**Problem statement**
Down to the final line, write out the data below exactly.

**Exercise inputs**
######

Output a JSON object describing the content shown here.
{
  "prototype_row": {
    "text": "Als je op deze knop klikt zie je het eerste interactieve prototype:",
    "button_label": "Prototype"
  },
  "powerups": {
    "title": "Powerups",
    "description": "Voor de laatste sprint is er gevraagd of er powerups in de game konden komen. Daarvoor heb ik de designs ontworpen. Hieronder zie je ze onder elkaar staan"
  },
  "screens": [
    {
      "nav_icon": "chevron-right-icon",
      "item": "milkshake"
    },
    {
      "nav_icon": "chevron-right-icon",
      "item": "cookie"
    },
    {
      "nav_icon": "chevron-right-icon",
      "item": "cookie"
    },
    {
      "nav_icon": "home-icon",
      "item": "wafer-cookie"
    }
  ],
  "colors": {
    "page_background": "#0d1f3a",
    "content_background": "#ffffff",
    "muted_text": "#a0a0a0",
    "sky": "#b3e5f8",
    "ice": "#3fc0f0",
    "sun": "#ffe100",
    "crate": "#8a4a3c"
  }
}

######

**Written solution**
Output a JSON object describing the content shown here.
{
  "prototype_row": {
    "text": "Als je op deze knop klikt zie je het eerste interactieve prototype:",
    "button_label": "Prototype"
  },
  "powerups": {
    "title": "Powerups",
    "description": "Voor de laatste sprint is er gevraagd of er powerups in de game konden komen. Daarvoor heb ik de designs ontworpen. Hieronder zie je ze onder elkaar staan"
  },
  "screens": [
    {
      "nav_icon": "chevron-right-icon",
      "item": "milkshake"
    },
    {
      "nav_icon": "chevron-right-icon",
      "item": "cookie"
    },
    {
      "nav_icon": "chevron-right-icon",
      "item": "cookie"
    },
    {
      "nav_icon": "home-icon",
      "item": "wafer-cookie"
    }
  ],
  "colors": {
    "page_background": "#0d1f3a",
    "content_background": "#ffffff",
    "muted_text": "#a0a0a0",
    "sky": "#b3e5f8",
    "ice": "#3fc0f0",
    "sun": "#ffe100",
    "crate": "#8a4a3c"
  }
}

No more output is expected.